Taking the concept of interconnectedness a step further, nth-party risk extends the risk assessment beyond immediate and secondary vendor connections. Put simply, it refers to the entire extended ecosystem of solution providers and support operating in your network. Nth-party risk management, therefore, involves identifying and mitigating risks associated with all extended connections that could impact your organization’s downtime (even indirectly).
Understanding the Complexity: Why Should You Care About 4th- and Nth-Party Risk?
The interconnected nature of modern business operations often involves a cascade of dependencies. In other words, a breach or failure at any point in the supply chain can reverberate through multiple layers, affecting organizations indirectly linked to the initial incident. This complexity underscores the importance of recognizing and managing 4th- and nth-party risks effectively.
Key Challenges in Managing 4th- and Nth-Party Risk:
When it comes to managing 4th- and nth-party risk, many companies struggle with achieving the right level of visibility into vendor’s extended networks, managing dependency chains, and overseeing the flow of communication.
- Visibility: As organizations expand their networks, maintaining visibility into the various layers of connections becomes challenging. How do you know who your vendor’s vendors are? What are their policies? And do that end, how will you know when there is an update or vulnerability?
- Dependency Chains: Recognizing the interplay of dependencies between different parties in the supply chain is essential. 360-degree visibility ensures that organizations can pinpoint potential vulnerabilities, allowing for a more precise evaluation of risks across their full value chain.
- Information Flow: Efficient communication and information flow among interconnected parties ensures that you know when a vulnerability or policy update could impact your operations. More importantly, it means you can communicate timely and effective remediation or response.
Building Resilience for Tomorrow: Best Practices for Securing Your Nth-Party Network
To address the challenges posed by 4th- and nth-party risks, organizations should adopt the following best practices:
1. Comprehensive Due Diligence: Conduct thorough due diligence not only on direct third-party relationships but also on their subcontractors and service providers.
2. Continuous Monitoring: Implement a system for continuous monitoring of the supply chain to identify and respond promptly to emerging risks.
3. Contractual Safeguards: Incorporate risk management clauses in contracts with third-party partners, outlining expectations and responsibilities related to 4th- and nth-party risk mitigation.
4. Information Sharing: Foster a culture of transparent communication and information sharing among all parties involved in the supply chain.

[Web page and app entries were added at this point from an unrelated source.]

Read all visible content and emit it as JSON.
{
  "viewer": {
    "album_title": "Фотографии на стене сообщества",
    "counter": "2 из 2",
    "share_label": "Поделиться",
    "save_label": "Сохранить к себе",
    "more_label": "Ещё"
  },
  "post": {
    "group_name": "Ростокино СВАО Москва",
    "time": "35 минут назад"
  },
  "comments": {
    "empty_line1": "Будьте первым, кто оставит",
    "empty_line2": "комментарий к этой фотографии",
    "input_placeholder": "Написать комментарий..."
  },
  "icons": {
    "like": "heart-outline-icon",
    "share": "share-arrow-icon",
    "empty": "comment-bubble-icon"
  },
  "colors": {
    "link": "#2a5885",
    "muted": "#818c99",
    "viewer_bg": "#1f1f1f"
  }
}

Acknowledging the interconnected nature of modern ecosystems and implementing proactive risk management strategies is a critical first step. Only then can organizations fortify their defenses against potential 4th- and nth-party threats, ensuring resilience and continuity in an increasingly complex business environment.